Cue the dramatic music, it’s quiz time: Can you identify the people behind these catchphrases? “Yum-O!” “Pukka!” “Bam!” “Peace, love, and taco grease!” The answers are below—but if you’ve already caught on, then you’re well aware of how entrenched TV chefs are in mainstream pop culture. But how did a medium where you can’t actually smell or taste the food get so popular? What was the very first food TV show, and how has food TV changed—and changed us?
With the help of TV critics and makers, this episode, we take a deep dive into food television: the personalities, the breakthroughs, and the barriers, too. When did everything become a contest, and what really went down at Bon Appetit's YouTube channel? We've got all that, plus clips and quips from all of your favorites, from Jamie to GBBO, and a few others that you might never have heard of. So nuke that ready-meal and pull up a seat—we’re headed to the small screen.
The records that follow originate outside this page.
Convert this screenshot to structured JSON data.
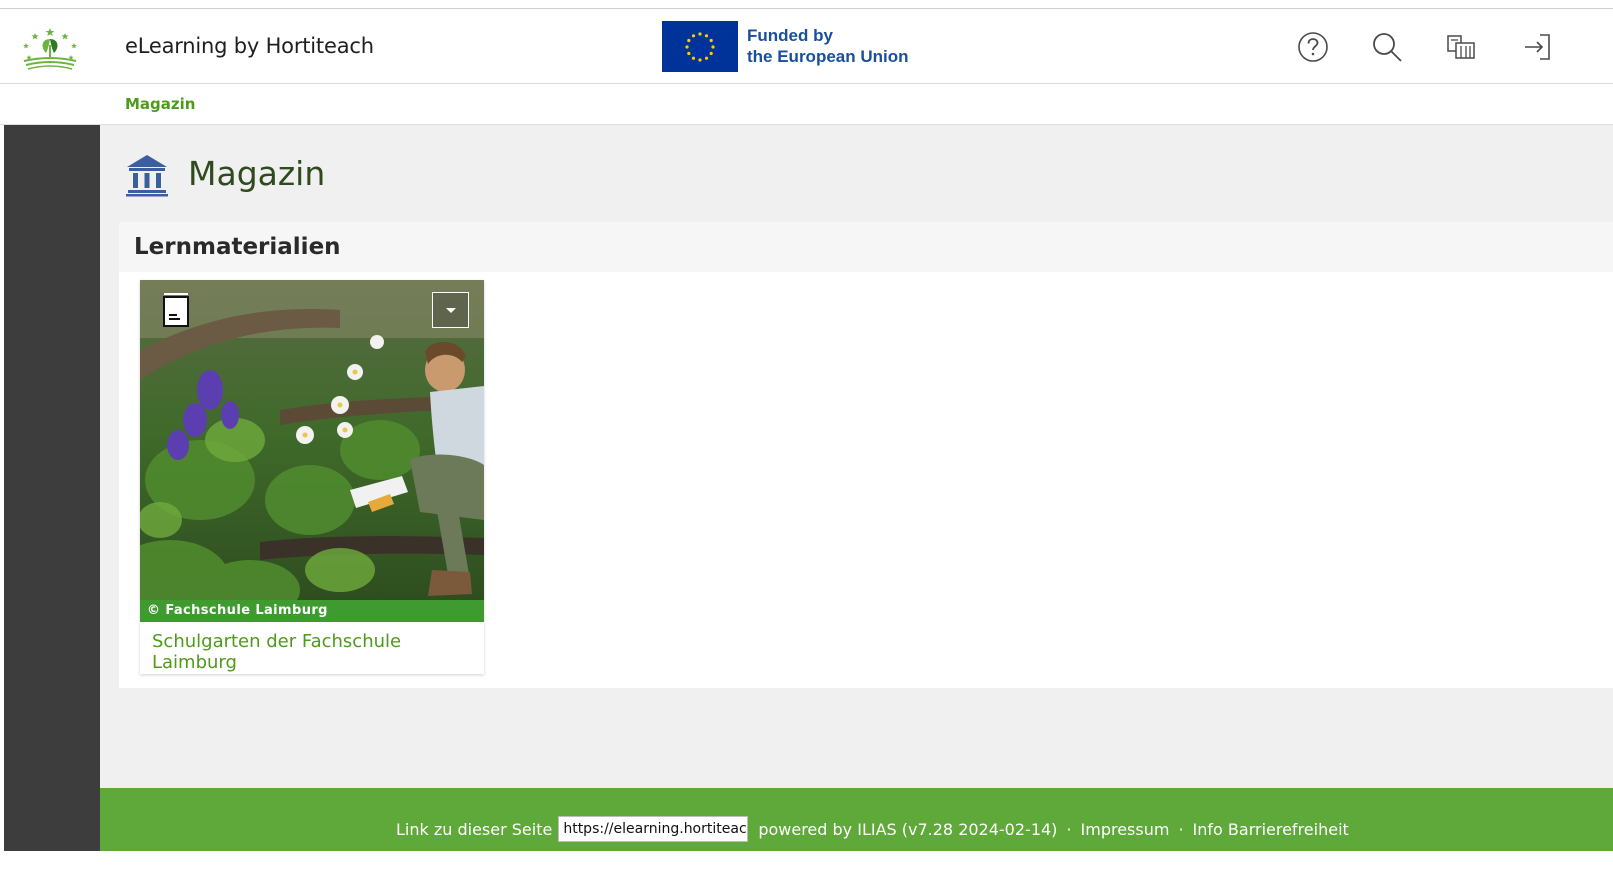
{
  "header": {
    "site_title": "eLearning by Hortiteach",
    "eu_line1": "Funded by",
    "eu_line2": "the European Union",
    "buttons": [
      {
        "name": "help-icon"
      },
      {
        "name": "search-icon"
      },
      {
        "name": "language-icon"
      },
      {
        "name": "login-icon"
      }
    ]
  },
  "breadcrumb": {
    "item": "Magazin"
  },
  "main": {
    "title": "Magazin",
    "section_title": "Lernmaterialien",
    "card": {
      "caption": "© Fachschule Laimburg",
      "title": "Schulgarten der Fachschule Laimburg"
    }
  },
  "footer": {
    "link_label": "Link zu dieser Seite",
    "permalink_value": "https://elearning.hortiteach",
    "powered": "powered by ILIAS (v7.28 2024-02-14)",
    "sep1": "·",
    "impressum": "Impressum",
    "sep2": "·",
    "accessibility": "Info Barrierefreiheit"
  },
  "colors": {
    "accent_green": "#4e9a1b",
    "footer_green": "#5fa83a",
    "eu_blue": "#003399",
    "sidebar_dark": "#3d3d3d"
  }
}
Still shot of The French Chef, from the Beef Bourguignon episode
Kathleen Collins is a professor at John Jay College of Criminal Justice, where she teaches research methods and writes about television and media history. Her book, Watching What We Eat: The Evolution of Television Cooking Shows, traces the history of cooking shows and the rise of the TV celebrity chef.
Joyce Chen, the first woman of color to host her own nationally-syndicated cooking show, shared a film set with Julia Child. Photo from the Library of Congress, 1967.
Moira Meighn was the world's first TV chef. Photo from the BBC, 1936
Emily Contois is an assistant professor of media studies at the University of Tulsa. Her research explores food, the body, health, and identities in contemporary U.S. media and popular culture. Diners, Dudes and Diets: How Gender & Power Collide in Food Media & Culture is her first book—and there are still a few more virtual book launch events for it this spring.
Navneet Alang is a tech columnist at the Toronto Star who writes about how contemporary notions of identity are influenced by technology, politics, pop culture, and media. His Eater article, "Stewed Awakening," on the Bon Appetit Test Kitchen breakdown and what it tells us about contemporary food culture and race, is online here.
Last but not least, time for some quiz answers. “Yum-O!” is pure Rachael Ray. “Pukka!” is a favorite descriptor of Jamie Oliver's. “Bam!” of course, is classic Emeril Lagasse. And “peace, love, and taco grease” is Guy Fieri, through and through.
For a transcript of the show, please click here. Please note that the transcript is provided as a courtesy and may contain errors.